Talking Futures #3: Infrastructures applied to safety
Enrique Díaz-Barceló Suanzes
Marketing & Communications
Last week we enjoyed at the Mormedi headquarters the third edition of “Talking Futures”, our series of short conversations about trends that are changing the world and that expand infinitely into the future.
We were lucky to have the presence and opinion of Dimitris Bountolos, Chief Information & Innovation Officer at Ferrovial, a benchmark in the infrastructure sector.
In the conversation, based on our Trend Cards, Dimitris talked about the “Intelligent safety” trend after the questions our Director of Brand and Digital Strategy, Joe Lozano, asked him.
Why have you chosen this trend?
Because it is the least sexy. Everyone talks about “autonomous driving”, everyone has very high expectations of the new “onboard retail”, closely linked to autonomous driving and allowing you to get away from the wheel, creating a space and use of it, and everyone tries to monetize it. But the component of how technology can be able to reduce accidents in a consistent way regardless of the method of transport is also a revolution. It seems that it has a second order of importance, it is not so evident, or it has fewer incentives, and we think that we have an additional responsibility.
We are spending a lot of time thinking about how we can make it easier for this improvement or extension of "safety" to come not only from the vehicles but also from the infrastructure, which was not usually an ally.
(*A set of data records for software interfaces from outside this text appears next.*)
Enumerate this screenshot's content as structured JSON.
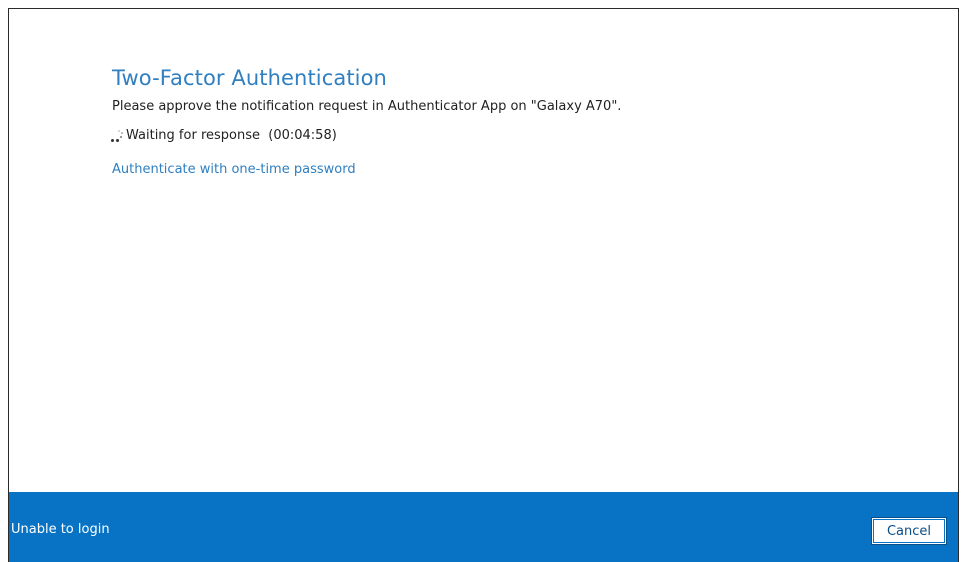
{
  "dialog": {
    "title": "Two-Factor Authentication",
    "message": "Please approve the notification request in Authenticator App on \"Galaxy A70\".",
    "status": {
      "label": "Waiting for response",
      "timer": "(00:04:58)"
    },
    "otp_link": "Authenticate with one-time password"
  },
  "footer": {
    "unable_link": "Unable to login",
    "cancel_label": "Cancel"
  },
  "colors": {
    "accent": "#2f7fc1",
    "footer_bg": "#0873c4"
  }
}
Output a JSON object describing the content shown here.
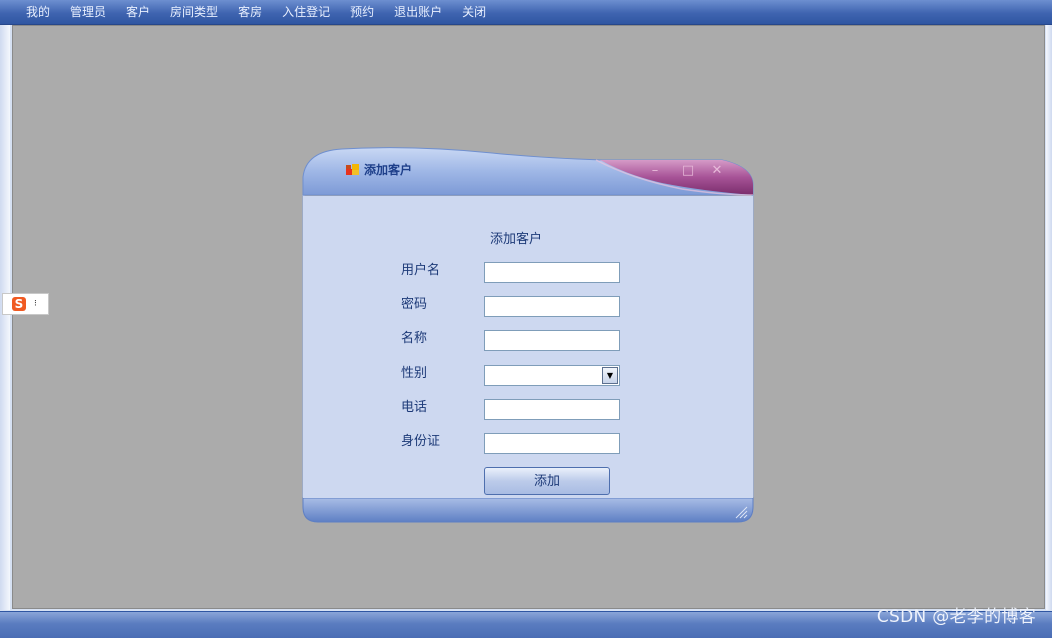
{
  "menubar": {
    "items": [
      "我的",
      "管理员",
      "客户",
      "房间类型",
      "客房",
      "入住登记",
      "预约",
      "退出账户",
      "关闭"
    ]
  },
  "dialog": {
    "title": "添加客户",
    "form_heading": "添加客户",
    "fields": {
      "username_label": "用户名",
      "password_label": "密码",
      "name_label": "名称",
      "gender_label": "性别",
      "phone_label": "电话",
      "idcard_label": "身份证"
    },
    "values": {
      "username": "",
      "password": "",
      "name": "",
      "gender": "",
      "phone": "",
      "idcard": ""
    },
    "submit_label": "添加",
    "window_buttons": {
      "minimize": "–",
      "maximize": "□",
      "close": "✕"
    }
  },
  "ime": {
    "logo": "S",
    "arrow": "⁝"
  },
  "watermark": "CSDN @老李的博客",
  "colors": {
    "menubar": "#3f64b0",
    "mdi_background": "#ababab",
    "dialog_body": "#cdd8f0",
    "title_accent": "#8a3d7e"
  }
}
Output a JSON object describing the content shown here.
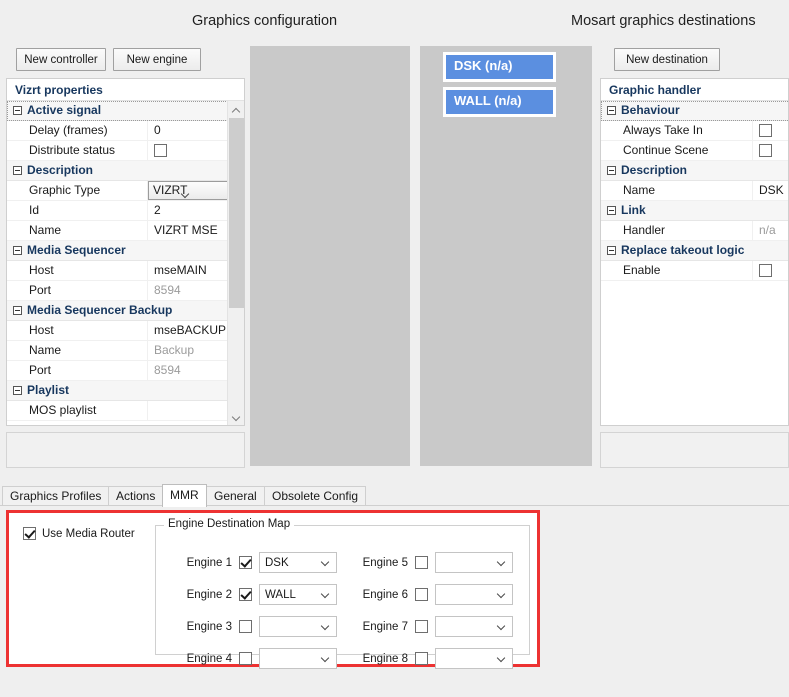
{
  "titles": {
    "left": "Graphics configuration",
    "right": "Mosart graphics destinations"
  },
  "toolbar": {
    "new_controller": "New controller",
    "new_engine": "New engine",
    "new_destination": "New destination"
  },
  "left_panel": {
    "header": "Vizrt properties",
    "rows": [
      {
        "kind": "category",
        "label": "Active signal",
        "focused": true
      },
      {
        "kind": "prop",
        "name": "Delay (frames)",
        "value": "0",
        "type": "text"
      },
      {
        "kind": "prop",
        "name": "Distribute status",
        "value": "",
        "type": "checkbox",
        "checked": false
      },
      {
        "kind": "category",
        "label": "Description"
      },
      {
        "kind": "prop",
        "name": "Graphic Type",
        "value": "VIZRT",
        "type": "combo"
      },
      {
        "kind": "prop",
        "name": "Id",
        "value": "2",
        "type": "text"
      },
      {
        "kind": "prop",
        "name": "Name",
        "value": "VIZRT MSE",
        "type": "text"
      },
      {
        "kind": "category",
        "label": "Media Sequencer"
      },
      {
        "kind": "prop",
        "name": "Host",
        "value": "mseMAIN",
        "type": "text"
      },
      {
        "kind": "prop",
        "name": "Port",
        "value": "8594",
        "type": "text",
        "muted": true
      },
      {
        "kind": "category",
        "label": "Media Sequencer Backup"
      },
      {
        "kind": "prop",
        "name": "Host",
        "value": "mseBACKUP",
        "type": "text"
      },
      {
        "kind": "prop",
        "name": "Name",
        "value": "Backup",
        "type": "text",
        "muted": true
      },
      {
        "kind": "prop",
        "name": "Port",
        "value": "8594",
        "type": "text",
        "muted": true
      },
      {
        "kind": "category",
        "label": "Playlist"
      },
      {
        "kind": "prop",
        "name": "MOS playlist",
        "value": "",
        "type": "combo-empty"
      }
    ]
  },
  "right_panel": {
    "header": "Graphic handler",
    "rows": [
      {
        "kind": "category",
        "label": "Behaviour",
        "focused": true
      },
      {
        "kind": "prop",
        "name": "Always Take In",
        "value": "",
        "type": "checkbox",
        "checked": false
      },
      {
        "kind": "prop",
        "name": "Continue Scene",
        "value": "",
        "type": "checkbox",
        "checked": false
      },
      {
        "kind": "category",
        "label": "Description"
      },
      {
        "kind": "prop",
        "name": "Name",
        "value": "DSK",
        "type": "text"
      },
      {
        "kind": "category",
        "label": "Link"
      },
      {
        "kind": "prop",
        "name": "Handler",
        "value": "n/a",
        "type": "text",
        "muted": true
      },
      {
        "kind": "category",
        "label": "Replace takeout logic"
      },
      {
        "kind": "prop",
        "name": "Enable",
        "value": "",
        "type": "checkbox",
        "checked": false
      }
    ]
  },
  "destinations": [
    {
      "label": "DSK (n/a)",
      "selected": true
    },
    {
      "label": "WALL (n/a)",
      "selected": false
    }
  ],
  "tabs": [
    {
      "label": "Graphics Profiles",
      "active": false
    },
    {
      "label": "Actions",
      "active": false
    },
    {
      "label": "MMR",
      "active": true
    },
    {
      "label": "General",
      "active": false
    },
    {
      "label": "Obsolete Config",
      "active": false
    }
  ],
  "mmr": {
    "use_media_router_label": "Use Media Router",
    "use_media_router_checked": true,
    "groupbox_title": "Engine Destination Map",
    "engines": [
      {
        "label": "Engine 1",
        "checked": true,
        "destination": "DSK"
      },
      {
        "label": "Engine 2",
        "checked": true,
        "destination": "WALL"
      },
      {
        "label": "Engine 3",
        "checked": false,
        "destination": ""
      },
      {
        "label": "Engine 4",
        "checked": false,
        "destination": ""
      },
      {
        "label": "Engine 5",
        "checked": false,
        "destination": ""
      },
      {
        "label": "Engine 6",
        "checked": false,
        "destination": ""
      },
      {
        "label": "Engine 7",
        "checked": false,
        "destination": ""
      },
      {
        "label": "Engine 8",
        "checked": false,
        "destination": ""
      }
    ]
  },
  "colors": {
    "accent_blue": "#5b8fe0",
    "highlight_red": "#ed3232",
    "category_text": "#17375e",
    "panel_grey": "#c9c9c9",
    "window_bg": "#efefef"
  }
}
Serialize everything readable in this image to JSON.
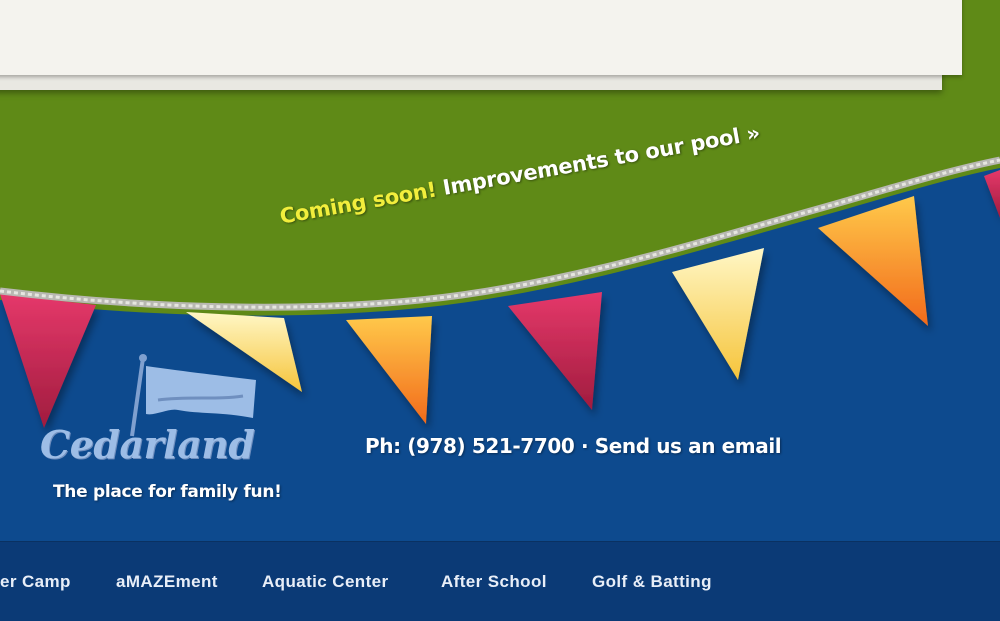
{
  "promo": {
    "highlight": "Coming soon!",
    "text": "Improvements to our pool",
    "arrow": "»"
  },
  "brand": {
    "name": "Cedarland",
    "tagline": "The place for family fun!"
  },
  "contact": {
    "phone": "Ph: (978) 521-7700",
    "separator": "·",
    "email_link": "Send us an email"
  },
  "nav": {
    "items": [
      {
        "label": "er Camp"
      },
      {
        "label": "aMAZEment"
      },
      {
        "label": "Aquatic Center"
      },
      {
        "label": "After School"
      },
      {
        "label": "Golf & Batting"
      }
    ]
  },
  "colors": {
    "green": "#5f8a17",
    "blue": "#0d4a8e",
    "nav": "#0b3a76",
    "highlight": "#f2ee3c"
  },
  "icons": [
    "flag-logo-icon",
    "pennant-banner"
  ]
}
And we are seeing how the ecosystem, that "situational awareness" or this amplification of information in which you can gain a few seconds of advantage in advance before an accident can be generated or you have a decision that is very complex for the human being… We are spending a lot of time on it.
What are you doing?
In different ways, from the infrastructure, turn it into an ally. (…) One of the first decisions is: why don't we digitize the infrastructure and in that digital replica begin to incorporate mechanisms that can give the vehicle an "amplified situational awareness"? Why are we not able to define a standard that transmits the information of traffic signs, static or dynamic, in advance?
What we did was embark on a project to digitize the physical infrastructure, define models in which we could simulate multiple scenarios, create algorithms in which, with our cameras and the "footprint" we have of years in our assets, we could identify which use cases we could be developing with a link to “safety”, and then train those algorithms, creating images and synthetic environments to improve some use cases.
What we realized is that we could make these use cases available through microservices or APIs and try to connect them to a value chain in which, when the vehicle was not yet ready, you could have a much more effective dynamic management in the panels, elevate that information to a control center to make much more robust decisions, connect with actors such as the browsers that today try, in a collaborative way, such as Waze and others, and get closer to the vehicle, which was the ultimate goal: that the vehicle, either with assistance or with an orchestration that uses that input to make a decision, such as slowing down or braking, will reduce the degree of freedom that today a human is unable to manage when you are putting pressure on them to socialize inside the vehicle or do things other than driving.
We have 14 or 15 use cases, from the simplest: an object in the middle of the highway, a kamikaze in the opposite direction, in an addition to a central road where there is a high density of traffic, to have the reference if I have to slow down or not, doing the calculation not by what I see but by what I tell you; and that can even make circumstances not so directly linked to safety but to the capacity of the road, moreover, improve.
What do you think is the trend of smart cities today?
Especially that there is a lot of sensitivity. The pressure to reduce the accident rate in mobility, interurban or urban, is increasing. It is inconceivable that we have smart devices that have not been applied to something as valuable as life. (…)
The cities already had a history of years trying to identify what mechanisms they could deploy. In intercity environments and arrival arteries it was not so common. There are standards, and this is very important. Today, to a large extent, car manufacturers have realized that the vehicle is increasingly a commodity and that the differentiation of one model from another model, of one brand from another brand, relies more on digital and less on the physical. (…)
The automobile industry has not made much sense for many years to develop its competitiveness through a product that is commercially differentiated from the point of view of service. And today, through digital, having recurring updates, being connected and waiting for things to happen during the life cycle of the vehicle is a “must”. The vehicle is worth more as time goes by or it is worth less if it does not incorporate certain issues.
How do you see this trend in the medium term?
I think it will incorporate more of the "behavioral" of the user, whether or not they have less and less involvement as a driver. I believe that the behavior patterns associated with what I do and how I do it, with a dynamic in which the camera inside has certain sensors to see if I am tired, tracking such delicate aspects as being affected by alcoholic substances that reduce your cognitive ability… is a complementary area to what I have told you. (…)
Today there are models in which "safety" can become a reward if you have objective patterns linked to acceleration, braking, the use of certain signals, anticipation when making certain gestures… There is a point of complicity with the driver in which being aware of what he is doing and knowing that he can have a reward and have passive elements that are monitoring him, and that this does not generate friction due to the exposure he may have, is a second evolution of what we are proposing.